We’ve learned through generations of wise cooks that oil is a fantastic liquid that facilitates the process of turning raw food into edible food. More recent generations of scientists, nutritionists, and doctors have taught us that lowering the fat in our diet is likely to prolong our life spans and narrow our waistlines. Most people seem to understand this concept, and have taken efforts – sometimes great efforts – to drastically lower fat intake. But those efforts can be made even more effective with one more tweak.
Somehow OIL has survived this low-fat generation, and in many ways has even come out on top. Up through the 1970’s, there was cooking oil and there was motor oil. In the 80’s, there were different kinds of cooking oil – canola, vegetable, corn, sunflower, all differing in popularity. Their benefits and differences were promoted heavily and consumers began choosing different cooking oils for various reasons based on the trusted advice of the media and government.
And then came olive oil (insert glorious hallelujah chorus and a serious roll of the eyes), thanks to the raging popularity of the Mediterranean Diet whereby Americans aim to emulate the healthy lifestyle of those in Southern Italy and Greece. The Diet is as follows: High consumption of vegetables and fruit, high consumption of unrefined cereals (read whole grains), and high consumption of legumes. It also allows for moderate consumption of fish, and low consumption of dairy, eggs, poultry, and little to no red meat. Moderate red wine is fine, and olive oil is primarily used for cooking. To clarify, it emphasizes regular physical activity, abundant plant foods, fresh fruit instead of dessert, and olive oil as the principal source of fat. (as opposed to meat and dairy being principal sources of fat).
What did we really take from this? Italian food is healthy. Olive oil, pasta, and wine are healthy. Fish is the best meat. If some is good, more must be better.
Like in many circumstances of nutritional advice, we not only heard what we wanted to hear, we completely missed the boat. What was popularized in the Mediterranean diet was a plant based diet! Loads of vegetables, whole grains, beans, and fruit! Yes, they do consume animal products as well, but in minuscule amounts compared to the Western Diet. It really makes one wonder where we’d be today if we had heard the correct message back in 1945 when the diet was first publicized, or even in the 90’s when it became trendy.

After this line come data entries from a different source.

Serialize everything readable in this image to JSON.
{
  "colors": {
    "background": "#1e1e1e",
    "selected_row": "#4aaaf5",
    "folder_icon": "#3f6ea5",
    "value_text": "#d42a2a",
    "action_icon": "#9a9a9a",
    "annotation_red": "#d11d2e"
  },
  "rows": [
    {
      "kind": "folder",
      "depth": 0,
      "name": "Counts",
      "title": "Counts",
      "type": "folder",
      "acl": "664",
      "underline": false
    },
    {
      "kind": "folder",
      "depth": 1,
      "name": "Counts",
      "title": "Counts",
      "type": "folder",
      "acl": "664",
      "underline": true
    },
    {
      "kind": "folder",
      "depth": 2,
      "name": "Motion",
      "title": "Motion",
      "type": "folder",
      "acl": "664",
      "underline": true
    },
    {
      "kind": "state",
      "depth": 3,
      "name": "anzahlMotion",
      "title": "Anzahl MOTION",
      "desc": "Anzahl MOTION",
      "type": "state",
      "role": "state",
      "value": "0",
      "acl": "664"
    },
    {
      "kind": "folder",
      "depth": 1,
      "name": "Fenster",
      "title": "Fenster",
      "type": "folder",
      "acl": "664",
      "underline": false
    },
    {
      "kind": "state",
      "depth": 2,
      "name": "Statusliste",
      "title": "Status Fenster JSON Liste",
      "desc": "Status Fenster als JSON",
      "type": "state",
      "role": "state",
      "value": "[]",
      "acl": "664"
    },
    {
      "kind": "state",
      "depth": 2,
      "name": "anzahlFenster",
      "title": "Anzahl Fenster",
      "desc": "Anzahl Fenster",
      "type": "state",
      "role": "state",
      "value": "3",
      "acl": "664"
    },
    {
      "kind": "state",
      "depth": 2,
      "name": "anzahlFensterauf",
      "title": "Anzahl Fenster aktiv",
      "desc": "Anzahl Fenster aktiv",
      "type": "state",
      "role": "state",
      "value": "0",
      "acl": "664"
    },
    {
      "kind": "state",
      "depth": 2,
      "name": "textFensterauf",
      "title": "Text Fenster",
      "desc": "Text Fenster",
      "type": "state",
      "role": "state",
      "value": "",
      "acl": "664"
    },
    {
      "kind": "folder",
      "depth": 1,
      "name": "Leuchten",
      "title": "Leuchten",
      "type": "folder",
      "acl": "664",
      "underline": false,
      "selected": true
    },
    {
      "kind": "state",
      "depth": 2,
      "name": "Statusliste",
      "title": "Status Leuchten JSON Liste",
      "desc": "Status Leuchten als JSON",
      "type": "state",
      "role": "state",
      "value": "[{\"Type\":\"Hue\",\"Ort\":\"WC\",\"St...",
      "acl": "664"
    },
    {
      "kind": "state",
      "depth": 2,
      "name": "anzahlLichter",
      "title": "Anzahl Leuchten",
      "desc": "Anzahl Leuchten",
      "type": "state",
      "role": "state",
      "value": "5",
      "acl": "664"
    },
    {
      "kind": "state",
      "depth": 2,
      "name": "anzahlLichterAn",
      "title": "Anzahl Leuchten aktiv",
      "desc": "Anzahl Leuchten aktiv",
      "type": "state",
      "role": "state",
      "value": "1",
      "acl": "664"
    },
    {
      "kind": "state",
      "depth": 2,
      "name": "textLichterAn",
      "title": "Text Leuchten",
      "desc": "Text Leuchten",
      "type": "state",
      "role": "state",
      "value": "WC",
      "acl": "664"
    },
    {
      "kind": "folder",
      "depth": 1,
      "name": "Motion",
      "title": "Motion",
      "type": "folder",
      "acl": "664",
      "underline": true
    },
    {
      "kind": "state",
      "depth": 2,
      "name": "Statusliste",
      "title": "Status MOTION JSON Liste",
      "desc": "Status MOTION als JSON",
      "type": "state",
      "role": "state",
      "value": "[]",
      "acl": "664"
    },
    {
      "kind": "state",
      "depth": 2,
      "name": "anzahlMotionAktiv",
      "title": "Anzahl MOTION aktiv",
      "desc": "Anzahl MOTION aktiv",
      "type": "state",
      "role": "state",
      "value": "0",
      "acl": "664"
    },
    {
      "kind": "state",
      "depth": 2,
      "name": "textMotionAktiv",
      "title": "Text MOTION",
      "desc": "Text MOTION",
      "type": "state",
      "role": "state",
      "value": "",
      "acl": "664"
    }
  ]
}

Instead, we’ve embraced olive oil as a heart healthy food. We dip our bread in it, splash it liberally over pasta and salads, and cook everything in it. But wait, if low fat is heart healthy, how in the world is something that’s 100% fat heart healthy?
Yes, olive oil is 100% fat. All oils are 100% fat. The supposed heart health benefits of olive oil were described after studies compared diets high in olive oil to diets high in another kind of oil. While it may have had some benefits over the other oil, the decision to call it ‘heart healthy’ was a HUGE disservice to our population.

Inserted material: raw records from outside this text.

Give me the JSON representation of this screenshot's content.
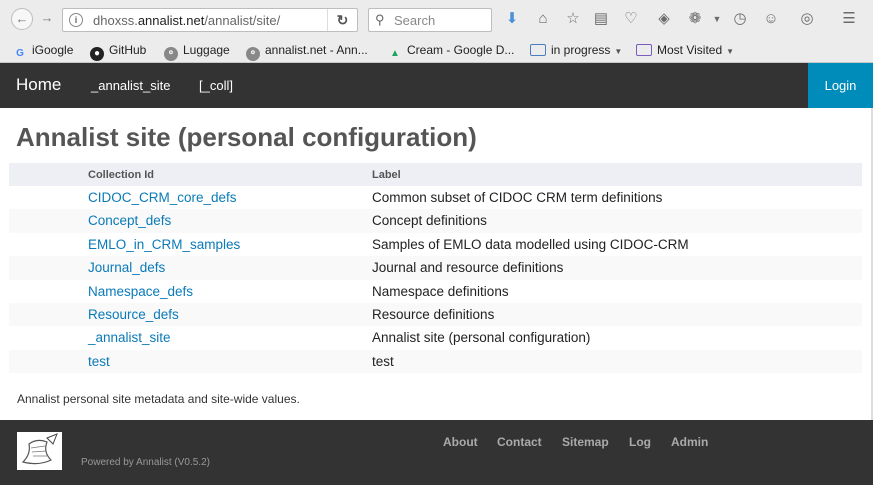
{
  "browser": {
    "url_prefix": "dhoxss.",
    "url_domain": "annalist.net",
    "url_path": "/annalist/site/",
    "search_placeholder": "Search",
    "bookmarks": [
      {
        "label": "iGoogle",
        "icon": "google-icon"
      },
      {
        "label": "GitHub",
        "icon": "github-icon"
      },
      {
        "label": "Luggage",
        "icon": "globe-icon"
      },
      {
        "label": "annalist.net - Ann...",
        "icon": "globe-icon"
      },
      {
        "label": "Cream - Google D...",
        "icon": "google-drive-icon"
      },
      {
        "label": "in progress",
        "icon": "folder-icon"
      },
      {
        "label": "Most Visited",
        "icon": "folder-icon"
      }
    ]
  },
  "navbar": {
    "brand": "Home",
    "links": [
      "_annalist_site",
      "[_coll]"
    ],
    "login": "Login"
  },
  "page": {
    "title": "Annalist site (personal configuration)",
    "description": "Annalist personal site metadata and site-wide values."
  },
  "table": {
    "headers": {
      "id": "Collection Id",
      "label": "Label"
    },
    "rows": [
      {
        "id": "CIDOC_CRM_core_defs",
        "label": "Common subset of CIDOC CRM term definitions"
      },
      {
        "id": "Concept_defs",
        "label": "Concept definitions"
      },
      {
        "id": "EMLO_in_CRM_samples",
        "label": "Samples of EMLO data modelled using CIDOC-CRM"
      },
      {
        "id": "Journal_defs",
        "label": "Journal and resource definitions"
      },
      {
        "id": "Namespace_defs",
        "label": "Namespace definitions"
      },
      {
        "id": "Resource_defs",
        "label": "Resource definitions"
      },
      {
        "id": "_annalist_site",
        "label": "Annalist site (personal configuration)"
      },
      {
        "id": "test",
        "label": "test"
      }
    ]
  },
  "footer": {
    "powered": "Powered by Annalist (V0.5.2)",
    "links": [
      "About",
      "Contact",
      "Sitemap",
      "Log",
      "Admin"
    ]
  },
  "colors": {
    "navbar_bg": "#333333",
    "login_bg": "#008cba",
    "link": "#0a7ab8"
  }
}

Olive oil contains 120 calories per tablespoon, and pound for pound it contains more calories than butter. It provides almost no nutritional value. Olives are whole foods. Olive oil is a highly processed liquid that gives you mega calories with no benefit. Oh, and by the way, you’re not only building up your waistline, you’re raising your risks of heart disease, diabetes, obesity, and cancer.
Still want to emulate the Mediterranean people? I’m all for that! Eat loads of vegetables, legumes, whole grain, and fruit. I have no problem whatsoever with red wine in moderation. Just ditch the oil and live better without it!